reviewing the ALJ's decision is frustrated when the ALJ
does not explain his reasoning. See Radford v.
Colvin, 734 F.3d 288, 295 (4th Cir. 2013). Accordingly,
without further explanation, I am unable to ascertain how the
ALJ assessed Plaintiff's difficulties in staying on task
and attending work, and how those difficulties impacted the
RFC assessment. In light of this inadequacy, I must remand
the case to the SSA for further analysis. On remand, the ALJ
should consider the impact of Plaintiff's limitations on
the RFC determination, and explain the reasons for that
finding, citing substantial evidence.
to Plaintiff's unsuccessful argument, Plaintiff contends
that the ALJ failed to comply with the AC's instruction
on remand to “[o]btain evidence from an appropriate
medical expert or experts to clarify the nature, severity,
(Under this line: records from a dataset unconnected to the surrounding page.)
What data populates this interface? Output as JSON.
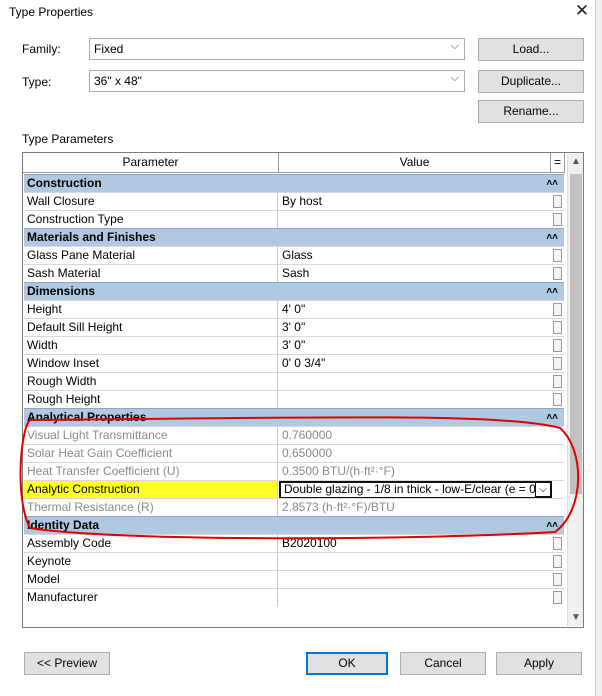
{
  "window": {
    "title": "Type Properties",
    "close_glyph": "✕"
  },
  "family": {
    "label": "Family:",
    "value": "Fixed"
  },
  "type": {
    "label": "Type:",
    "value": "36\" x 48\""
  },
  "buttons": {
    "load": "Load...",
    "duplicate": "Duplicate...",
    "rename": "Rename..."
  },
  "section_label": "Type Parameters",
  "table": {
    "col_parameter": "Parameter",
    "col_value": "Value",
    "col_extra": "="
  },
  "groups": [
    {
      "name": "Construction",
      "rows": [
        {
          "param": "Wall Closure",
          "value": "By host"
        },
        {
          "param": "Construction Type",
          "value": ""
        }
      ]
    },
    {
      "name": "Materials and Finishes",
      "rows": [
        {
          "param": "Glass Pane Material",
          "value": "Glass"
        },
        {
          "param": "Sash Material",
          "value": "Sash"
        }
      ]
    },
    {
      "name": "Dimensions",
      "rows": [
        {
          "param": "Height",
          "value": "4'  0\""
        },
        {
          "param": "Default Sill Height",
          "value": "3'  0\""
        },
        {
          "param": "Width",
          "value": "3'  0\""
        },
        {
          "param": "Window Inset",
          "value": "0'  0 3/4\""
        },
        {
          "param": "Rough Width",
          "value": ""
        },
        {
          "param": "Rough Height",
          "value": ""
        }
      ]
    },
    {
      "name": "Analytical Properties",
      "rows": [
        {
          "param": "Visual Light Transmittance",
          "value": "0.760000"
        },
        {
          "param": "Solar Heat Gain Coefficient",
          "value": "0.650000"
        },
        {
          "param": "Heat Transfer Coefficient (U)",
          "value": "0.3500 BTU/(h·ft²·°F)"
        },
        {
          "param": "Analytic Construction",
          "value": "Double glazing - 1/8 in thick - low-E/clear (e = 0"
        },
        {
          "param": "Thermal Resistance (R)",
          "value": "2.8573 (h·ft²·°F)/BTU"
        }
      ]
    },
    {
      "name": "Identity Data",
      "rows": [
        {
          "param": "Assembly Code",
          "value": "B2020100"
        },
        {
          "param": "Keynote",
          "value": ""
        },
        {
          "param": "Model",
          "value": ""
        },
        {
          "param": "Manufacturer",
          "value": ""
        }
      ]
    }
  ],
  "footer": {
    "preview": "<< Preview",
    "ok": "OK",
    "cancel": "Cancel",
    "apply": "Apply"
  },
  "colors": {
    "group_header": "#b0c8e0",
    "highlight": "#ffff2a",
    "annotation": "#e00000",
    "accent": "#0078d7"
  }
}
and any limiting effects of the claimant's medically
determinable impairments, ” Tr. 545. However, the ALJ
obtained a consultative examination from Dr. Murshed on
February 21, 2017. Tr. 1080-81. Plaintiff has not offered any
reason why the consultative examination did not satisfy the
AC's instruction. Because the ALJ complied with the
AC's instruction, I need not address whether the failure
to follow such an instruction is grounds for reversal by this
Court. See Norris v. Berryhill, No.
6:16-cv-2040-Orl-37JRK, 2018 WL 798221, at *10 (M.D. Fla.
Feb. 5, 2018), adopted by 2018 WL 814702 (Feb. 9,
2018) (remanding the case for failure to consolidate cases as
directed by the AC); Hardister v. Berryhill, Cause
No. 1:16-cv-2575-WTL-DML, 2018 WL 636001, at *3 (S.D. Ind.
Jan. 31, 2018) (“Despite being given notice of the
deficiency, the ALJ failed to fully comply with the Appeals
Council order. This failure constitutes error that requires
remand.”); but see Spurlock v. Berryhill, No.
3:17-cv-02240, 2018 WL 1956119, at *11 (S.D. W.Va. Apr. 2,
2018), adopted by 2018 WL 1954835 (“Several
district courts in this circuit have held that an Appeals
Council's remand order is merely an intermediate agency
action and not the final decision of the Commissioner; such
courts have emphasized that the court's review is limited
to whether the ALJ's decision is supported by substantial
evidence, or was reached through the application of an
incorrect legal standard.”).
reasons set forth herein, Plaintiff's Motion for Summary
Judgment, ECF 14, is DENIED and Defendant's Motion for
Summary Judgment, ECF 15, is DENIED. Pursuant to sentence
four of 42 U.S.C. § 405(g), the Commissioner's
judgment is REVERSED IN PART due to inadequate analysis. The
case is REMANDED for further proceedings in accordance with
this opinion. The Clerk is directed to CLOSE this case.
the informal nature of this letter, it should be flagged as
an opinion. An implementing order follows.
Stephanie A. Gallagher United ...